While two business associations indicated that they opposed the concept of “other power-driven mobility device” in its entirety, other business commenters expressed general and industry-specific concerns about permitting their use. They indicated that such devices create a host of safety, cost, and fraud issues that do not exist with wheelchairs. On balance, however, business commenters indicated that they support the establishment of a two-tiered regulatory approach because defining “other power-driven mobility device” separately from “wheelchair” means that businesses will be able to maintain some measure of control over the admission of the former.

(b) Commencing July 1, 1989, each local and regional board of education shall offer during the regular school day planned, ongoing and systematic instruction on acquired immune deficiency syndrome, as taught by legally qualified teachers. The content and scheduling of the instruction shall be within the discretion of the local or regional board of education. Not later than July 1, 1989, each local and regional board of education shall adopt a policy, as the board deems appropriate, concerning the exemption of pupils from such instruction upon written request of the parent or guardian.
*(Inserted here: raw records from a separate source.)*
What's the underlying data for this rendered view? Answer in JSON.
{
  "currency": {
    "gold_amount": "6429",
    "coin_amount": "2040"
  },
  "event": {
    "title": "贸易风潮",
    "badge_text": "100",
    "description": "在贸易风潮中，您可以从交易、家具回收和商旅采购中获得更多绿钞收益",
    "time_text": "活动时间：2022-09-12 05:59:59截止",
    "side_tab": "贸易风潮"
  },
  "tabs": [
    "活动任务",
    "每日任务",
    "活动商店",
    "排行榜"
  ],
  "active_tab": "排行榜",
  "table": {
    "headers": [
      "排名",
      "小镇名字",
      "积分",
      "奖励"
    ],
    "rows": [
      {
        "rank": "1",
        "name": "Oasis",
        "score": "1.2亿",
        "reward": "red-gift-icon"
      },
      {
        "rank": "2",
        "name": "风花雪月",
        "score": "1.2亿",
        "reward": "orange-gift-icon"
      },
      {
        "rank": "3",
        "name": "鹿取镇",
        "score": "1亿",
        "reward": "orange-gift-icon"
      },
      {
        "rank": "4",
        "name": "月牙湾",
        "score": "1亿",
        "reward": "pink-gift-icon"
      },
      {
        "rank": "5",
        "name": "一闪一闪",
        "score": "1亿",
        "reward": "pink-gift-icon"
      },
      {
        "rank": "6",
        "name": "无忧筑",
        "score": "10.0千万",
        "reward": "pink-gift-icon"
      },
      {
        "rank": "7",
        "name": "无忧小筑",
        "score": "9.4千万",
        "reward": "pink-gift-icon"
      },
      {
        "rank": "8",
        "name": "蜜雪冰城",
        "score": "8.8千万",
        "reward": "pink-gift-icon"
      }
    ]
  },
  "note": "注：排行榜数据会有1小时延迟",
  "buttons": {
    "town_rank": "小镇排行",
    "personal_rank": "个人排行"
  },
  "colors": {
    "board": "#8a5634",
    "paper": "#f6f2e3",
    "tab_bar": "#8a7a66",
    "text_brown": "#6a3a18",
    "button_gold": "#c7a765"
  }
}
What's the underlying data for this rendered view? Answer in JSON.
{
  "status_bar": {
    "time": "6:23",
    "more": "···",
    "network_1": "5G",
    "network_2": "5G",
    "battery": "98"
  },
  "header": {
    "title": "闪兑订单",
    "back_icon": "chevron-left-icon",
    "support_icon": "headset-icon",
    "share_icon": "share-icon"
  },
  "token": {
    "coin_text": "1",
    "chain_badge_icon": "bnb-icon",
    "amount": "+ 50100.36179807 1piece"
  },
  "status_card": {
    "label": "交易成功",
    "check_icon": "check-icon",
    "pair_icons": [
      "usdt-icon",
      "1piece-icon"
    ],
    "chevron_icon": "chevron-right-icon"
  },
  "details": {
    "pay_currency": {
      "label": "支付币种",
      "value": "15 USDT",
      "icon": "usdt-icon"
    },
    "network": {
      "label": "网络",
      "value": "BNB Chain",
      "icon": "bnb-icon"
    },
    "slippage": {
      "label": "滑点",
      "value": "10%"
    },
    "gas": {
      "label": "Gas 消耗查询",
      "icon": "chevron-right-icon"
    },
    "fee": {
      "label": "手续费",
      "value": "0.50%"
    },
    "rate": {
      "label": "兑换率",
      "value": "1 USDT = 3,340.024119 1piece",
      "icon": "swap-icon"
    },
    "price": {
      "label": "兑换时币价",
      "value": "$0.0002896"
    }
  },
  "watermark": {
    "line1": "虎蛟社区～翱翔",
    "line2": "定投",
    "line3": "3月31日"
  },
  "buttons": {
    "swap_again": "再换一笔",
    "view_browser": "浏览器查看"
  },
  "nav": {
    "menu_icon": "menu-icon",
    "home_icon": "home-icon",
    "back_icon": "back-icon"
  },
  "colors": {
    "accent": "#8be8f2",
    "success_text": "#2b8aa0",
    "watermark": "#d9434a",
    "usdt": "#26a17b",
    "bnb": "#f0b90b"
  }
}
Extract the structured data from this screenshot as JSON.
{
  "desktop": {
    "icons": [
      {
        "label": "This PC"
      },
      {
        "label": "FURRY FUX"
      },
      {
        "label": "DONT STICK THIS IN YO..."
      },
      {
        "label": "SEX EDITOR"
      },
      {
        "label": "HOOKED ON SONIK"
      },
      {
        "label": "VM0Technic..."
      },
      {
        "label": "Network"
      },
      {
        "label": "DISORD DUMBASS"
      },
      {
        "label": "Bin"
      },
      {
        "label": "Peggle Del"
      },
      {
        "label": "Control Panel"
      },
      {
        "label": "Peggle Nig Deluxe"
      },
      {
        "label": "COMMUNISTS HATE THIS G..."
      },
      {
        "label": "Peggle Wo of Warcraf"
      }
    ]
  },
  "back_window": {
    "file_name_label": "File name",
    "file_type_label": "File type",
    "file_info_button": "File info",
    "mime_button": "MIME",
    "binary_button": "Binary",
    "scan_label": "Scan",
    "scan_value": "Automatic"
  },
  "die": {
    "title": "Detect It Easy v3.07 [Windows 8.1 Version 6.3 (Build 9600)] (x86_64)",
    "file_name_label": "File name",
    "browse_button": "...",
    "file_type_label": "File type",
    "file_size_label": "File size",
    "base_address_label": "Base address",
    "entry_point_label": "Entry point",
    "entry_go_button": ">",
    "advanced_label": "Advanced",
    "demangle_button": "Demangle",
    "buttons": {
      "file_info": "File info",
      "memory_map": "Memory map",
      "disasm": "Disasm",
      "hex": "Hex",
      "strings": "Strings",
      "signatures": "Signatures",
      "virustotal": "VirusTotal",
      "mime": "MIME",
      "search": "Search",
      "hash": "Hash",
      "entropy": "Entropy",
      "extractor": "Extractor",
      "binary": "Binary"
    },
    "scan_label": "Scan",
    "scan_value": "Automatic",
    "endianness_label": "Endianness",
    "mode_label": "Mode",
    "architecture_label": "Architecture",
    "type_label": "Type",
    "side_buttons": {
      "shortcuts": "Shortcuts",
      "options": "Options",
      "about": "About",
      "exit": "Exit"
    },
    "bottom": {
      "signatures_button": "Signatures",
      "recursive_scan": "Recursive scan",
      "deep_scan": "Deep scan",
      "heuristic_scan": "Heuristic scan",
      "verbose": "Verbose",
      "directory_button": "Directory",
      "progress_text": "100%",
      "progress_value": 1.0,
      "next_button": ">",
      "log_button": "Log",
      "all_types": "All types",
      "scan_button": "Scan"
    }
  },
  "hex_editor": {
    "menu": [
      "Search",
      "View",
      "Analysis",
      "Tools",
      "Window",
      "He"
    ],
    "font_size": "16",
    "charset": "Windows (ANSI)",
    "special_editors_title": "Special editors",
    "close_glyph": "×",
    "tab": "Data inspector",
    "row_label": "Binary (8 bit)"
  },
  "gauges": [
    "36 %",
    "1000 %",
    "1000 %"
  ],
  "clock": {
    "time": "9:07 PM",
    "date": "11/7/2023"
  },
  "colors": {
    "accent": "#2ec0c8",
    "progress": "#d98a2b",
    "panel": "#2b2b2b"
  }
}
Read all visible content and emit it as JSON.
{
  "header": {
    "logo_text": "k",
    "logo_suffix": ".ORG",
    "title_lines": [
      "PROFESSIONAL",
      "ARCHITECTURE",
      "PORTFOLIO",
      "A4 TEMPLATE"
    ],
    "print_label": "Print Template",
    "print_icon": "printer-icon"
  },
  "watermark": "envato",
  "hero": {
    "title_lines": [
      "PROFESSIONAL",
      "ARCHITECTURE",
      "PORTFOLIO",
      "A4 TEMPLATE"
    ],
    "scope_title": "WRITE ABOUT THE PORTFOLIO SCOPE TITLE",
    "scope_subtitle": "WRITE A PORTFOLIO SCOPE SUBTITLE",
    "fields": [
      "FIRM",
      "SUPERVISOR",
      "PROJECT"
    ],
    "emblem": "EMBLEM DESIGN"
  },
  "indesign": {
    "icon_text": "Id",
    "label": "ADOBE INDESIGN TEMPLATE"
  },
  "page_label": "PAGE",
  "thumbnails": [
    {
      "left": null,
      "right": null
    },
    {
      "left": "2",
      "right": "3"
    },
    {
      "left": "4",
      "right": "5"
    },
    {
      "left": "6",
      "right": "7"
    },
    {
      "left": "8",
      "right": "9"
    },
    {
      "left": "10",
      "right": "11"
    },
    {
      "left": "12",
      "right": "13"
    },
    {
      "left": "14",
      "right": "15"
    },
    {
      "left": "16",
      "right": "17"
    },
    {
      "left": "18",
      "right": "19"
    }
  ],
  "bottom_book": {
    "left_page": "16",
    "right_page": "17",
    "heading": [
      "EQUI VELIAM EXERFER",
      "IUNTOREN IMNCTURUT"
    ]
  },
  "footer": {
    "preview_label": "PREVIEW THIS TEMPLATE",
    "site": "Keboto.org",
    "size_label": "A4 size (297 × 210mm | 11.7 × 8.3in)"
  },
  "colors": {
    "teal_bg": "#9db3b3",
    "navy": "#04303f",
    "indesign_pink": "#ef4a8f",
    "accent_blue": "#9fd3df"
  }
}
The State Board of Education shall make materials available to assist local and regional boards of education in developing instruction pursuant to this subsection.

  • The receipt of waivers and subsequent operation of service on a city pair route under this subsection shall not be counted towards meeting the requirements of any part of this section for any other city pair route.
  • The final rule continues to provide additional time for
    movie theaters converting their auditoriums from analog projection systems to
    digital projection systems after the publication date of the final rule.
  • Scorecards will be updated quarterly and disseminated to significant entities and other entities as determined by Fiscal Service.
  • To enhance accessibility strides made since the enactment of the ADA, commenters asked the Department to focus on previously unregulated areas, such as ticketing in assembly areas; reservations for hotel rooms, rental cars, and boat slips; and captioning.
  • Thus, where a public accommodation attempted barrier removal but full compliance with the 1991 Standards was not readily achievable, the modified element does not fall within the scope of the safe harbor provision.
  • Such emergency tender shall cease when a carrier qualifies for tender on such route under the terms of this section.
  • (B) any authority under this subsection relating to the pledging or other use of revenues or receipts of the Postal Service shall be available only to the extent that they are not revenues or receipts of the Competitive Products Fund.
  • They stressed that even at peak attendance times (weekends),
    average seat occupancy rates are substantially less than half of capacity while
    small movie theaters in rural areas with one or two auditoriums report even
    lower attendance rates.
  • Suitable exercises shall be held in the State Capitol and elsewhere as the Governor designates for the observance of the week.

Accordingly, this rule adopts ADA Chapter 1, ADA Chapter 2, and Chapters 3 through 10 of the 2004 ADA/ABA Guidelines as part of the 2010 Standards, which will give the guidelines legal effect with respect to the Department’s title II and title III regulations. Social benefits. Evidence supports the notion that children with and without disabilities benefit in their social development from interaction with one another.